Leadsom replied: “I’m not accusing you of anything, Emily. I’m simply saying we all need to pull together as a country. We took a decision a year ago today to leave the European Union, we have a very strong hand and we are very well prepared for the negotiations.”
Farron said: “This is a sinister threat to the free media. How dare Andrea Leadsom tell the press what they should think, this isn’t a George Orwell book. She needs to apologise for these comments and realise what she said was frankly stupid.”
Leadsom previously caused controversy when, during the Tory leadership battle after David Cameron’s resignation, she told the Times: “Genuinely I feel that being a mum means you have a very real stake in the future of our country, a tangible stake.”
The comments provoked uproar and caused Leadsom to withdraw from the race, after her rival Theresa May had spoken about how she and her husband, Philip, were affected by being unable to have children.
Leadsom, a leading Brexit campaigner, also faced challenges over her CV during the leadership contest, in particular on some of the roles she held in the City.
On Friday, EU leaders poured cold water on May’s hopes for an early deal on citizens’ rights at a Brussels summit.
Donald Tusk, the European council president, said her plan fell below Brussels’ expectations and could worsen the situation of the 3 million EU citizens living in the UK, while the German chancellor, Angela Merkel, said they did not represent a “breakthrough” in Brexit talks.

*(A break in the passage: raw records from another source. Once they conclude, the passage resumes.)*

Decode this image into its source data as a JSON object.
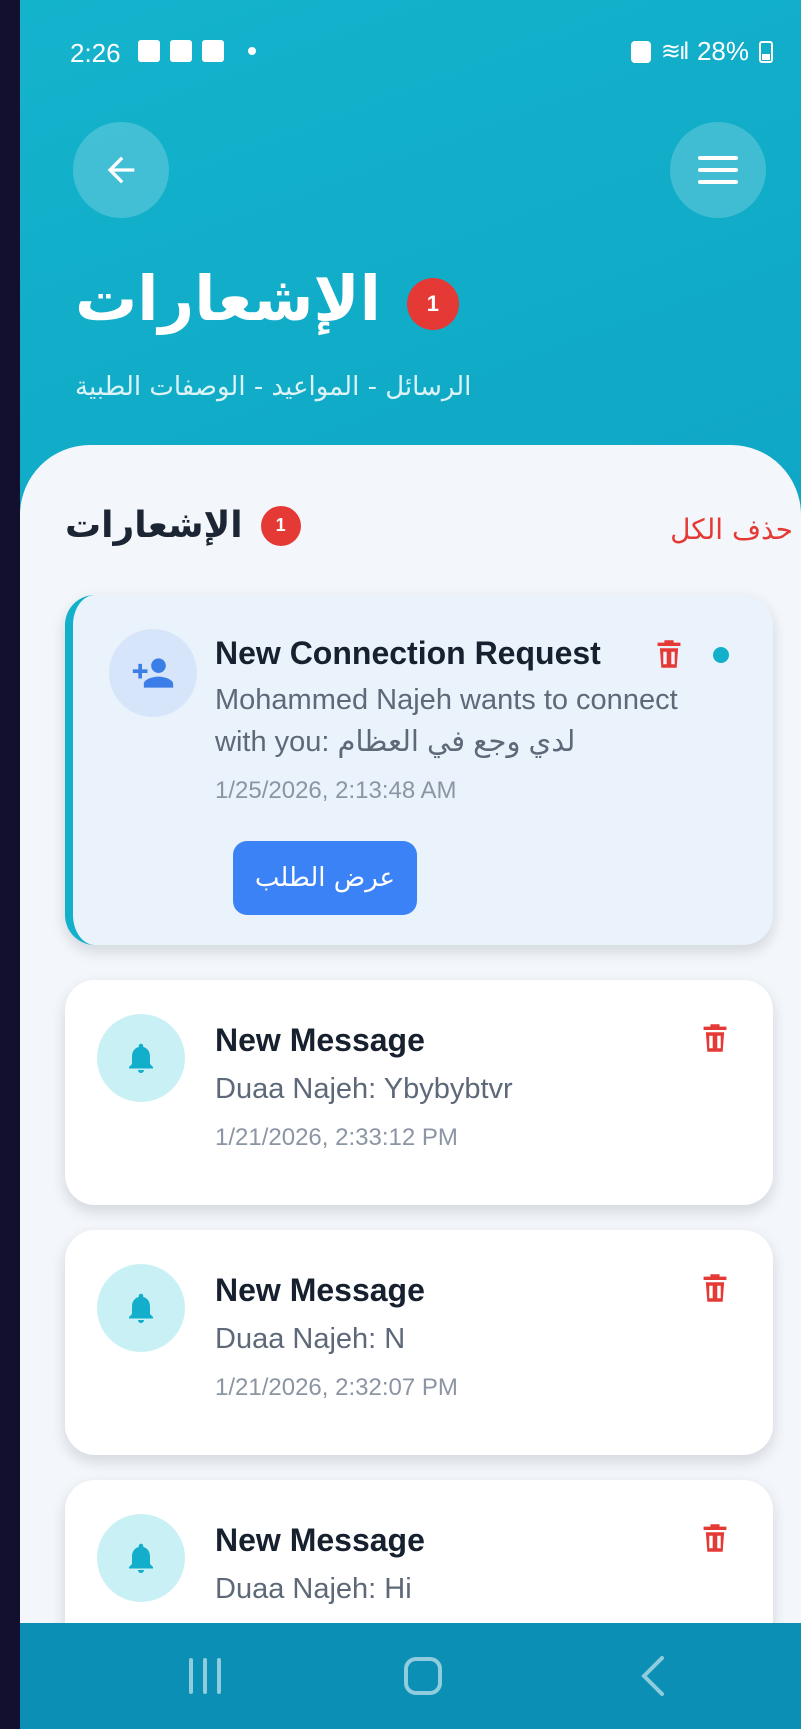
{
  "status_bar": {
    "time": "2:26",
    "battery": "28%"
  },
  "header": {
    "title": "الإشعارات",
    "badge_count": "1",
    "subtitle": "الرسائل - المواعيد - الوصفات الطبية"
  },
  "section": {
    "title": "الإشعارات",
    "badge_count": "1",
    "delete_all_label": "حذف الكل"
  },
  "notifications": [
    {
      "type": "connection",
      "title": "New Connection Request",
      "body_line1": "Mohammed Najeh wants to connect",
      "body_line2": "with you: لدي وجع في العظام",
      "time": "1/25/2026, 2:13:48 AM",
      "action_label": "عرض الطلب",
      "unread": true,
      "icon": "person-add-icon"
    },
    {
      "type": "message",
      "title": "New Message",
      "body": "Duaa Najeh: Ybybybtvr",
      "time": "1/21/2026, 2:33:12 PM",
      "icon": "bell-icon"
    },
    {
      "type": "message",
      "title": "New Message",
      "body": "Duaa Najeh: N",
      "time": "1/21/2026, 2:32:07 PM",
      "icon": "bell-icon"
    },
    {
      "type": "message",
      "title": "New Message",
      "body": "Duaa Najeh: Hi",
      "icon": "bell-icon"
    }
  ],
  "colors": {
    "accent": "#13b0cc",
    "badge": "#e53935",
    "primary_button": "#3b82f6",
    "delete": "#e53935"
  }
}
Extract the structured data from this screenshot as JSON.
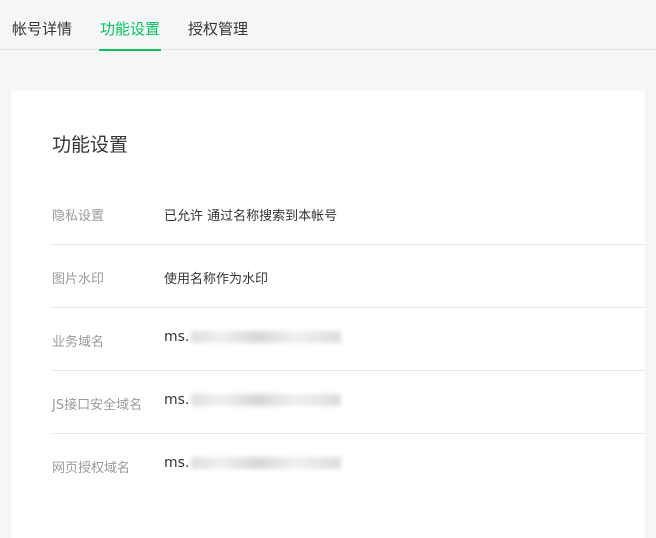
{
  "tabs": [
    {
      "label": "帐号详情",
      "active": false
    },
    {
      "label": "功能设置",
      "active": true
    },
    {
      "label": "授权管理",
      "active": false
    }
  ],
  "colors": {
    "accent": "#07c160",
    "background": "#f5f6f7",
    "card": "#ffffff",
    "label": "#9a9a9a",
    "text": "#353535"
  },
  "card": {
    "title": "功能设置",
    "rows": [
      {
        "label": "隐私设置",
        "value": "已允许 通过名称搜索到本帐号"
      },
      {
        "label": "图片水印",
        "value": "使用名称作为水印"
      },
      {
        "label": "业务域名",
        "value": "ms."
      },
      {
        "label": "JS接口安全域名",
        "value": "ms."
      },
      {
        "label": "网页授权域名",
        "value": "ms."
      }
    ]
  }
}
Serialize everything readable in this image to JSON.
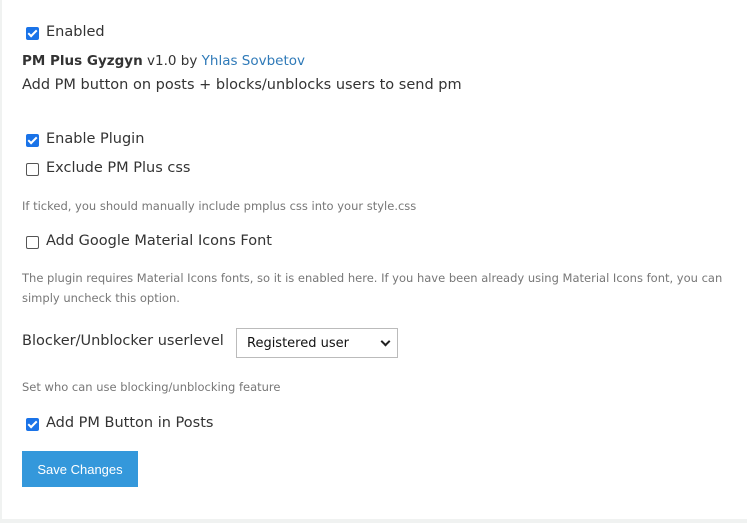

The prime minister insisted her offer was “fair and serious” and should reassure EU nationals in the UK that their lives will not be affected.